Anyone in the U.S. who applied, but has not yet been approved for a green card through DHS on or after Feb. 24 will have to prove they are not likely to rely on certain government benefits in the future.
Under the new rule, factors that could potentially hurt an immigrant's chances at a green card include:
1. Not having an income. That means some middle-income families would be hit, since $58,300 a year for a family of five is considered a middle-level income, according to the Pew Research Center.
2. Being older than 61 or younger than 18.
3. Having medical issues, especially if uninsured.
4. Not having private health insurance.
5. Not being a full-time student or employed.
6. Not speaking English proficiently.
7. Having a mortgage, car loan or credit card debt.
University of California system improperly admitted dozens of students, audit finds (Reuters) - The University of California system unfairly admitted 64 “noncompetitive” students between 2013 and 2019, the California state auditor said in a report released on Tuesday that echoed a 2019 college admissions scandal involving at least eight schools across the country.

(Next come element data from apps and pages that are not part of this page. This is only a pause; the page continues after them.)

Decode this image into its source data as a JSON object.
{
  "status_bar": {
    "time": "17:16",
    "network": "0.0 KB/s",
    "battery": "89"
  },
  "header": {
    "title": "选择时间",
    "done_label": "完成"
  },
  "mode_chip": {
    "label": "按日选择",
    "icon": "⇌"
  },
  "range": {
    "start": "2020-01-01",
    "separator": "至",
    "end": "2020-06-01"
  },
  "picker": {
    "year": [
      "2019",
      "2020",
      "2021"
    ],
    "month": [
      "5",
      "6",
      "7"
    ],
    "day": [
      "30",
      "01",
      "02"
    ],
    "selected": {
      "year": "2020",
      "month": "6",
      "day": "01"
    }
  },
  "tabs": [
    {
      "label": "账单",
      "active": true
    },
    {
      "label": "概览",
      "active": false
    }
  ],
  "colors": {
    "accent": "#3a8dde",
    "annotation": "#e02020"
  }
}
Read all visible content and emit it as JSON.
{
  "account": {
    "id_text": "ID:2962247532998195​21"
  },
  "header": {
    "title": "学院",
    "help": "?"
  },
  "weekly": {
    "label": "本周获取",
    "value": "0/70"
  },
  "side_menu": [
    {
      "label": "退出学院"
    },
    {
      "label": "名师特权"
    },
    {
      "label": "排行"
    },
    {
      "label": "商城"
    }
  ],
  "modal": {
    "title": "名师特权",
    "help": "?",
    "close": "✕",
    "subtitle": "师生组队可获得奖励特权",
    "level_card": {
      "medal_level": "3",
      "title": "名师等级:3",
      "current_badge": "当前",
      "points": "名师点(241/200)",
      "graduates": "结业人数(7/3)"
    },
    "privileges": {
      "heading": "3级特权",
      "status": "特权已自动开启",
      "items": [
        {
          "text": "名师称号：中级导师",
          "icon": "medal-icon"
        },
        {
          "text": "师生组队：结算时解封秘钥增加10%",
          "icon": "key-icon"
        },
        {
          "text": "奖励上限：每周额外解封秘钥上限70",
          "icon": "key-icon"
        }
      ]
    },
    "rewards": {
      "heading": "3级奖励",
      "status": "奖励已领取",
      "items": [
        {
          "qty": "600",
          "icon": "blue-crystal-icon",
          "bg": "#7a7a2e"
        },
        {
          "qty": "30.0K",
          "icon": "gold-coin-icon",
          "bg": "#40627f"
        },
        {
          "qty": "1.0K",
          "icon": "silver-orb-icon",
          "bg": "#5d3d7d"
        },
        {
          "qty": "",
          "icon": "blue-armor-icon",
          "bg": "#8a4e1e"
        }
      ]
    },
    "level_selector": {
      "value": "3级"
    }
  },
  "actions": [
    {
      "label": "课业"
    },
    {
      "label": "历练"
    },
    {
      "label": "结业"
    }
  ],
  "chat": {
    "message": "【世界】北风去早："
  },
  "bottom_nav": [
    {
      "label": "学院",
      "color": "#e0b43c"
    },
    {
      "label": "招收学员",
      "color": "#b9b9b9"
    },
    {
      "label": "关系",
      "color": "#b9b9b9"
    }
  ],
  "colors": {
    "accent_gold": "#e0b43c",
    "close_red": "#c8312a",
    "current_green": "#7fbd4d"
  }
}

The audit determined that 22 students had been admitted as student athletes without full qualifications, while another 42 students had been admitted at Berkeley largely because of family connections or donations.

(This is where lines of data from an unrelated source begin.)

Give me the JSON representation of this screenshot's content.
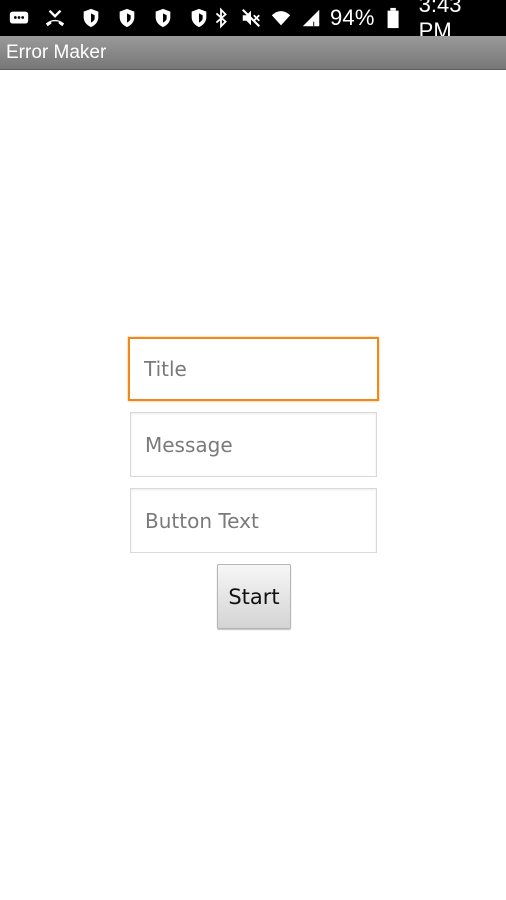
{
  "status_bar": {
    "left_icons": [
      "message-icon",
      "missed-call-icon",
      "shield-icon",
      "shield-icon",
      "shield-icon",
      "shield-icon"
    ],
    "right_icons": [
      "bluetooth-icon",
      "mute-icon",
      "wifi-icon",
      "signal-icon"
    ],
    "battery_percent": "94%",
    "time": "3:43 PM"
  },
  "app": {
    "title": "Error Maker"
  },
  "form": {
    "title_placeholder": "Title",
    "message_placeholder": "Message",
    "button_text_placeholder": "Button Text",
    "start_label": "Start"
  },
  "colors": {
    "focus_accent": "#f0891c",
    "title_bar": "#888888"
  }
}
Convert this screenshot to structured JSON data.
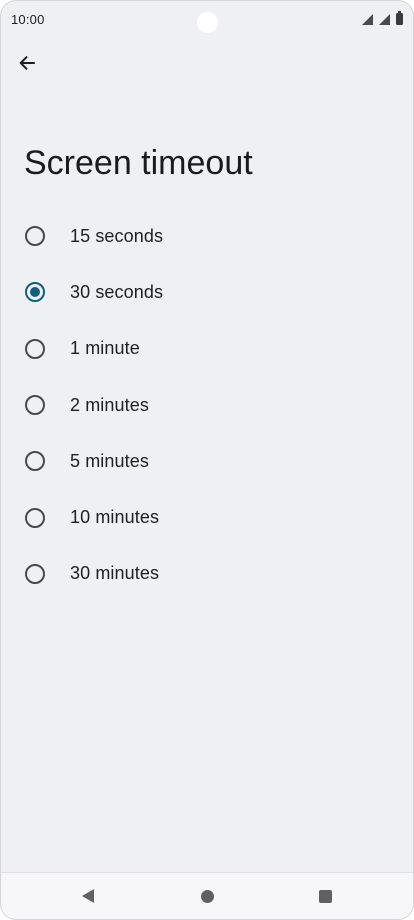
{
  "status_bar": {
    "time": "10:00"
  },
  "header": {
    "back_icon": "arrow-left-icon"
  },
  "page": {
    "title": "Screen timeout"
  },
  "options": [
    {
      "label": "15 seconds",
      "checked": false
    },
    {
      "label": "30 seconds",
      "checked": true
    },
    {
      "label": "1 minute",
      "checked": false
    },
    {
      "label": "2 minutes",
      "checked": false
    },
    {
      "label": "5 minutes",
      "checked": false
    },
    {
      "label": "10 minutes",
      "checked": false
    },
    {
      "label": "30 minutes",
      "checked": false
    }
  ],
  "nav_bar": {
    "back_icon": "triangle-back-icon",
    "home_icon": "circle-home-icon",
    "recents_icon": "square-recents-icon"
  },
  "colors": {
    "background": "#eff0f4",
    "accent": "#0f5f7e",
    "text": "#1f1f22"
  }
}
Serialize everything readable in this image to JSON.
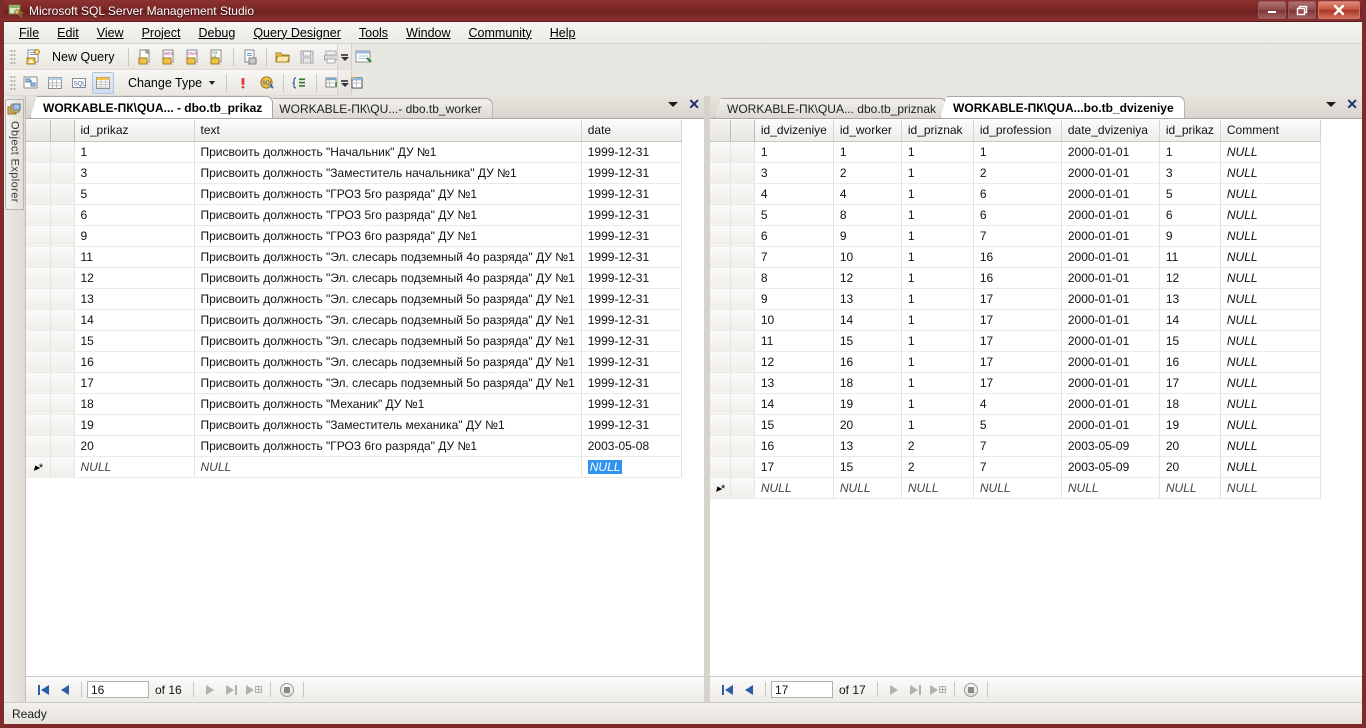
{
  "window": {
    "title": "Microsoft SQL Server Management Studio",
    "icon": "ssms-app-icon",
    "controls": {
      "minimize": "–",
      "restore": "❐",
      "close": "✕"
    }
  },
  "menubar": {
    "items": [
      {
        "label": "File",
        "accel": "F"
      },
      {
        "label": "Edit",
        "accel": "E"
      },
      {
        "label": "View",
        "accel": "V"
      },
      {
        "label": "Project",
        "accel": "P"
      },
      {
        "label": "Debug",
        "accel": "D"
      },
      {
        "label": "Query Designer",
        "accel": "Q"
      },
      {
        "label": "Tools",
        "accel": "T"
      },
      {
        "label": "Window",
        "accel": "W"
      },
      {
        "label": "Community",
        "accel": "C"
      },
      {
        "label": "Help",
        "accel": "H"
      }
    ]
  },
  "toolbar_standard": {
    "new_query_label": "New Query",
    "buttons": [
      "new-query-icon",
      "new-database-query-icon",
      "new-mdx-query-icon",
      "new-dmx-query-icon",
      "new-xmla-query-icon",
      "new-analysis-query-icon",
      "open-file-icon",
      "save-icon",
      "print-icon",
      "show-diagram-pane-icon"
    ]
  },
  "toolbar_designer": {
    "change_type_label": "Change Type",
    "buttons": [
      "show-diagram-pane-icon",
      "show-criteria-pane-icon",
      "show-sql-pane-icon",
      "show-results-pane-icon",
      "change-type-icon",
      "execute-sql-icon",
      "verify-sql-icon",
      "group-by-icon",
      "add-table-icon",
      "add-new-derived-table-icon"
    ]
  },
  "object_explorer": {
    "label": "Object Explorer",
    "icon": "object-explorer-icon"
  },
  "left_pane": {
    "tabs": [
      {
        "label": "WORKABLE-ПК\\QUA... - dbo.tb_prikaz",
        "selected": true
      },
      {
        "label": "WORKABLE-ПК\\QU...- dbo.tb_worker",
        "selected": false
      }
    ],
    "tab_actions": {
      "dropdown": "tab-list-dropdown",
      "close": "✕"
    },
    "columns": [
      "id_prikaz",
      "text",
      "date"
    ],
    "rows": [
      {
        "id_prikaz": "1",
        "text": "Присвоить должность \"Начальник\" ДУ №1",
        "date": "1999-12-31"
      },
      {
        "id_prikaz": "3",
        "text": "Присвоить должность \"Заместитель начальника\" ДУ №1",
        "date": "1999-12-31"
      },
      {
        "id_prikaz": "5",
        "text": "Присвоить должность \"ГРОЗ 5го разряда\" ДУ №1",
        "date": "1999-12-31"
      },
      {
        "id_prikaz": "6",
        "text": "Присвоить должность \"ГРОЗ 5го разряда\" ДУ №1",
        "date": "1999-12-31"
      },
      {
        "id_prikaz": "9",
        "text": "Присвоить должность \"ГРОЗ 6го разряда\" ДУ №1",
        "date": "1999-12-31"
      },
      {
        "id_prikaz": "11",
        "text": "Присвоить должность \"Эл. слесарь подземный 4о разряда\" ДУ №1",
        "date": "1999-12-31"
      },
      {
        "id_prikaz": "12",
        "text": "Присвоить должность \"Эл. слесарь подземный 4о разряда\" ДУ №1",
        "date": "1999-12-31"
      },
      {
        "id_prikaz": "13",
        "text": "Присвоить должность \"Эл. слесарь подземный 5о разряда\" ДУ №1",
        "date": "1999-12-31"
      },
      {
        "id_prikaz": "14",
        "text": "Присвоить должность \"Эл. слесарь подземный 5о разряда\" ДУ №1",
        "date": "1999-12-31"
      },
      {
        "id_prikaz": "15",
        "text": "Присвоить должность \"Эл. слесарь подземный 5о разряда\" ДУ №1",
        "date": "1999-12-31"
      },
      {
        "id_prikaz": "16",
        "text": "Присвоить должность \"Эл. слесарь подземный 5о разряда\" ДУ №1",
        "date": "1999-12-31"
      },
      {
        "id_prikaz": "17",
        "text": "Присвоить должность \"Эл. слесарь подземный 5о разряда\" ДУ №1",
        "date": "1999-12-31"
      },
      {
        "id_prikaz": "18",
        "text": "Присвоить должность \"Механик\" ДУ №1",
        "date": "1999-12-31"
      },
      {
        "id_prikaz": "19",
        "text": "Присвоить должность \"Заместитель механика\" ДУ №1",
        "date": "1999-12-31"
      },
      {
        "id_prikaz": "20",
        "text": "Присвоить должность \"ГРОЗ 6го разряда\" ДУ №1",
        "date": "2003-05-08"
      }
    ],
    "new_row": {
      "marker": "▸*",
      "id_prikaz": "NULL",
      "text": "NULL",
      "date": "NULL",
      "date_selected": true
    },
    "nav": {
      "current": "16",
      "of": "of 16"
    }
  },
  "right_pane": {
    "tabs": [
      {
        "label": "WORKABLE-ПК\\QUA... dbo.tb_priznak",
        "selected": false
      },
      {
        "label": "WORKABLE-ПК\\QUA...bo.tb_dvizeniye",
        "selected": true
      }
    ],
    "tab_actions": {
      "dropdown": "tab-list-dropdown",
      "close": "✕"
    },
    "columns": [
      "id_dvizeniye",
      "id_worker",
      "id_priznak",
      "id_profession",
      "date_dvizeniya",
      "id_prikaz",
      "Comment"
    ],
    "rows": [
      {
        "id_dvizeniye": "1",
        "id_worker": "1",
        "id_priznak": "1",
        "id_profession": "1",
        "date_dvizeniya": "2000-01-01",
        "id_prikaz": "1",
        "Comment": "NULL"
      },
      {
        "id_dvizeniye": "3",
        "id_worker": "2",
        "id_priznak": "1",
        "id_profession": "2",
        "date_dvizeniya": "2000-01-01",
        "id_prikaz": "3",
        "Comment": "NULL"
      },
      {
        "id_dvizeniye": "4",
        "id_worker": "4",
        "id_priznak": "1",
        "id_profession": "6",
        "date_dvizeniya": "2000-01-01",
        "id_prikaz": "5",
        "Comment": "NULL"
      },
      {
        "id_dvizeniye": "5",
        "id_worker": "8",
        "id_priznak": "1",
        "id_profession": "6",
        "date_dvizeniya": "2000-01-01",
        "id_prikaz": "6",
        "Comment": "NULL"
      },
      {
        "id_dvizeniye": "6",
        "id_worker": "9",
        "id_priznak": "1",
        "id_profession": "7",
        "date_dvizeniya": "2000-01-01",
        "id_prikaz": "9",
        "Comment": "NULL"
      },
      {
        "id_dvizeniye": "7",
        "id_worker": "10",
        "id_priznak": "1",
        "id_profession": "16",
        "date_dvizeniya": "2000-01-01",
        "id_prikaz": "11",
        "Comment": "NULL"
      },
      {
        "id_dvizeniye": "8",
        "id_worker": "12",
        "id_priznak": "1",
        "id_profession": "16",
        "date_dvizeniya": "2000-01-01",
        "id_prikaz": "12",
        "Comment": "NULL"
      },
      {
        "id_dvizeniye": "9",
        "id_worker": "13",
        "id_priznak": "1",
        "id_profession": "17",
        "date_dvizeniya": "2000-01-01",
        "id_prikaz": "13",
        "Comment": "NULL"
      },
      {
        "id_dvizeniye": "10",
        "id_worker": "14",
        "id_priznak": "1",
        "id_profession": "17",
        "date_dvizeniya": "2000-01-01",
        "id_prikaz": "14",
        "Comment": "NULL"
      },
      {
        "id_dvizeniye": "11",
        "id_worker": "15",
        "id_priznak": "1",
        "id_profession": "17",
        "date_dvizeniya": "2000-01-01",
        "id_prikaz": "15",
        "Comment": "NULL"
      },
      {
        "id_dvizeniye": "12",
        "id_worker": "16",
        "id_priznak": "1",
        "id_profession": "17",
        "date_dvizeniya": "2000-01-01",
        "id_prikaz": "16",
        "Comment": "NULL"
      },
      {
        "id_dvizeniye": "13",
        "id_worker": "18",
        "id_priznak": "1",
        "id_profession": "17",
        "date_dvizeniya": "2000-01-01",
        "id_prikaz": "17",
        "Comment": "NULL"
      },
      {
        "id_dvizeniye": "14",
        "id_worker": "19",
        "id_priznak": "1",
        "id_profession": "4",
        "date_dvizeniya": "2000-01-01",
        "id_prikaz": "18",
        "Comment": "NULL"
      },
      {
        "id_dvizeniye": "15",
        "id_worker": "20",
        "id_priznak": "1",
        "id_profession": "5",
        "date_dvizeniya": "2000-01-01",
        "id_prikaz": "19",
        "Comment": "NULL"
      },
      {
        "id_dvizeniye": "16",
        "id_worker": "13",
        "id_priznak": "2",
        "id_profession": "7",
        "date_dvizeniya": "2003-05-09",
        "id_prikaz": "20",
        "Comment": "NULL"
      },
      {
        "id_dvizeniye": "17",
        "id_worker": "15",
        "id_priznak": "2",
        "id_profession": "7",
        "date_dvizeniya": "2003-05-09",
        "id_prikaz": "20",
        "Comment": "NULL"
      }
    ],
    "new_row": {
      "marker": "▸*",
      "id_dvizeniye": "NULL",
      "id_worker": "NULL",
      "id_priznak": "NULL",
      "id_profession": "NULL",
      "date_dvizeniya": "NULL",
      "id_prikaz": "NULL",
      "Comment": "NULL"
    },
    "nav": {
      "current": "17",
      "of": "of 17"
    }
  },
  "statusbar": {
    "text": "Ready"
  },
  "colors": {
    "title_bar": "#7c2626",
    "selection": "#2f94f0",
    "id_column_text": "#6b5b3e",
    "nav_arrow": "#2a5fa8"
  }
}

In a statement emailed to Reuters, University of California President Michael V. Drake said he took the auditor’s findings “very seriously” and the university would “swiftly address” concerns raised by the report and discipline individuals involved.
Pandemic forces Nobel Foundation to cancel live prize ceremony The winners of this year’s Nobel Prizes will not get their medals and diplomas presented to them at Stockholm’s concert hall as usual due to the coronavirus pandemic, the award organisers said on Tuesday.
The prizes, due to be announced next month, will instead be handed out during a televised ceremony in December with laureates receiving their awards in their own countries.
The Nobel Foundation had already cancelled the glittering banquet which marks the end of the annual festivities in December. It was the first time since 1956 that the banquet had been cancelled.
The UK takes new measures to prevent the second wave of coronavirus spread, but Trump said the U.S. will not do this and will continue to open up The number of coronavirus cases in the UK has surged recently. British Prime Minister Boris Johnson said that the country is now at a “dangerous turning point” and he must act now to stop the spread of the coronavirus. Once again informed that people in the UK can work from home as much as possible, the new measures also include: bars and restaurants will be closed earlier, which may last for 6 months.
After several weeks of decline, the number of cases in the U.S. has also begun to show an upward trend. More than half of the states have reported an increase in the number of coronavirus cases. However, some health experts say it is too early to judge whether the upward trend will continue. But Trump has always reiterated that the country will not enter a “closed” state after the coronavirus epidemic reappears, and said that the closed state will bring more harm to everyone. Although the president called for the removal of restrictions on residents and the reopening of the country’s economy. But the federal government largely left the decision to impose restrictions on businesses and gatherings to state leaders.